“Soon after I transferred to SPDs I had an incident. I lived in north London and was commuting home. I came up to a red light at the front of four lanes of traffic at the junction of Turnpike Lane, got one foot stuck in the pedal and fell over in an ungainly heap. Didn’t help that my still-clipped-in foot was now trapped under the bike. Somehow I managed to get up before the lights turned green. I decided the best reaction was to feign nonchalance and cycle off into Hornsey Park Road as if nothing untoward had happened. I’ve no doubt that there were four lanes of drivers absolutely wetting themselves though.”
Sarah Strong, email
CA says: That moment when you know you’re going to topple over and hit the deck may be amusing to others but it can still leave you with a bruised hip and dented ego to match! That said, you must get up, practise and try again because once you’ve passed this initiation you’ll wonder what you were ever worried about.
Choose your weapon: The options
Here is a selection of what is available on the clipless market. It is in no way exhaustive, but should give you an indication of the systems open to you.
Exposed cleats (aka road)
Look Keo £54.99-£274.99
The most recent system has reduced the size of the cleat while increasing contact between pedal and body. The Keo offers fixed, and two float level options for the cleat fixing. (Many third party companies licence Look’s design, and are cheaper.)
Time I-Clic £81.99-274.99
Often favoured by riders with knee issues, they offer lateral float as well as rotational. Metallic elements to the cleat are claimed to reduce accidental release and longer cleat life.
Looking like lollipops, the retention mechanism is moved to the cleat. Double sided as a result, they offer more ready access as well as vast levels of tuneability — from float to release angle. Rocking motion between shoe and pedal is claimed to be eliminated, offering a more secure fixing to the bike.
Shimano SPD SL £39.99-219.99
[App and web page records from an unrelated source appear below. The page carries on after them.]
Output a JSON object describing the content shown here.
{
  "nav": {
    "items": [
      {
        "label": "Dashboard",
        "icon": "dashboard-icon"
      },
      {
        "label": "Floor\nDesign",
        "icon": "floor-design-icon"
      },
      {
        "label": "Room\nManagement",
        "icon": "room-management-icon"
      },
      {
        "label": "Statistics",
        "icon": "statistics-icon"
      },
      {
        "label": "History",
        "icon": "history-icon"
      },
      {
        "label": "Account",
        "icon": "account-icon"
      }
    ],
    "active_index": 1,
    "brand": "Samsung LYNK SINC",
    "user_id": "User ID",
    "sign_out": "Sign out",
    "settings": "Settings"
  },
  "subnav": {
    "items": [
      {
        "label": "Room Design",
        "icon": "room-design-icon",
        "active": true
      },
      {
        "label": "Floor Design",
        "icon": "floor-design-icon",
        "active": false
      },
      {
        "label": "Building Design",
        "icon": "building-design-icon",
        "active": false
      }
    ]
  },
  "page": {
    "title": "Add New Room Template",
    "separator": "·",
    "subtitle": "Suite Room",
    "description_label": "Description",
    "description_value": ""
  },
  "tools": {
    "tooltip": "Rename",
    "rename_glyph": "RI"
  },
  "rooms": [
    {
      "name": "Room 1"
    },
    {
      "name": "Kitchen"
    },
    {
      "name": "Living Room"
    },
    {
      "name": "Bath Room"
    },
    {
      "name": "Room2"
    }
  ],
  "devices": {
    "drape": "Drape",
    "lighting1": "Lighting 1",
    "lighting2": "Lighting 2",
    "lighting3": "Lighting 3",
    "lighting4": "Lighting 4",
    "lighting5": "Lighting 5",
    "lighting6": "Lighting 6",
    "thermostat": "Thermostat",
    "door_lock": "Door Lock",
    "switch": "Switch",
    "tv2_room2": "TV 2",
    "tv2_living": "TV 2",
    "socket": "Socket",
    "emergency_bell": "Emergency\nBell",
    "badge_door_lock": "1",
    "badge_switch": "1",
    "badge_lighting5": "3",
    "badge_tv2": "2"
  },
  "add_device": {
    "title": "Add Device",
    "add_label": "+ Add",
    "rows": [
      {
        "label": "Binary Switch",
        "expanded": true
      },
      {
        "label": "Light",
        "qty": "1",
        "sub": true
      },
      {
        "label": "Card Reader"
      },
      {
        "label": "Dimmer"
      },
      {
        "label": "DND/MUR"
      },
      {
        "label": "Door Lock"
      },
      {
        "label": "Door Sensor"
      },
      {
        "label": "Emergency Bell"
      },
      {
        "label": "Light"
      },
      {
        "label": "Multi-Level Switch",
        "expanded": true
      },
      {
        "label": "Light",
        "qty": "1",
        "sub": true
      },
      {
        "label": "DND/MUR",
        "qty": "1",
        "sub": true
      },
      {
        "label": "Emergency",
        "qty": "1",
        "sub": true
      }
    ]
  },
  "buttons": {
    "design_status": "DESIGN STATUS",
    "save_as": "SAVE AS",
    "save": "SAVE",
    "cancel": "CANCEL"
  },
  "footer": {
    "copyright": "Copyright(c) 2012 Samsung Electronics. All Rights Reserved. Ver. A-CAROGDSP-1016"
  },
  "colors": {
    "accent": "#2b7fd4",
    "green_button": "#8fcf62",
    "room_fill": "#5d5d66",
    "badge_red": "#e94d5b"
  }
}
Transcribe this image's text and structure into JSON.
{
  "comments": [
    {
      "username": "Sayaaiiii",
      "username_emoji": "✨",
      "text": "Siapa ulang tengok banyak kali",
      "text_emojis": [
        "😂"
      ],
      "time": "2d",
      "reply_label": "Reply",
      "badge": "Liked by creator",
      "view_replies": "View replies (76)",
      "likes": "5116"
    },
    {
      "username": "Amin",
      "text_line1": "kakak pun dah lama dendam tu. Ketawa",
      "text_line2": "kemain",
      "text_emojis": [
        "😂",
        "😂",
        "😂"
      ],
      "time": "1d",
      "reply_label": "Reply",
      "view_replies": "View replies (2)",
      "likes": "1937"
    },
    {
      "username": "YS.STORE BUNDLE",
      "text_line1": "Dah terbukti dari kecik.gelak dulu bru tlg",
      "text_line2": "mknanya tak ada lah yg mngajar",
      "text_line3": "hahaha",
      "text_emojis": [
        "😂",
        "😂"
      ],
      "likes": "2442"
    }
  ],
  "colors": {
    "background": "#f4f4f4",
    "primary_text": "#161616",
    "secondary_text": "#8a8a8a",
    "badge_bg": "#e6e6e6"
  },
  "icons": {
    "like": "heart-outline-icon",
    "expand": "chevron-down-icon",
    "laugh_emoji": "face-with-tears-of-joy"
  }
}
Identical in principle to Look, The SPD SL uses a wider cleat and pedal body for a large contact area. Fixed and float cleats are available and both have tabs to prevent walking wearing out the contact/release points.
Recessed cleats (aka mtb)
Crank Brothers Eggbeaters £44.99-£384.99
Another metallic hoop design but rather than two sided, Crank Brothers pedals offer engagement on four axes. Rotational float levels are switched with cleat position so instruction reading and attention paying are essential when first fitting.
Time Atac £46.50-254.99
Using a metallic hoop for the front hook and a pivoting hoop for the rear clip, Time’s Atacs are designed to clear debris from around the cleat better than most. As with their road pedals, float is lateral and rotational.
Like Time, Look uses a metallic hooped bar for retention rather than the clawed hook of Shimano and others. Lateral float isn’t offered but debris clearance is.
Shimano SPD £39.99-119.99
The original SPD pedal by which many people refer to all recessed cleat designs. Single or multi-release cleat options, and a huge range of road, and mtb pedals — the latter are all double-sided.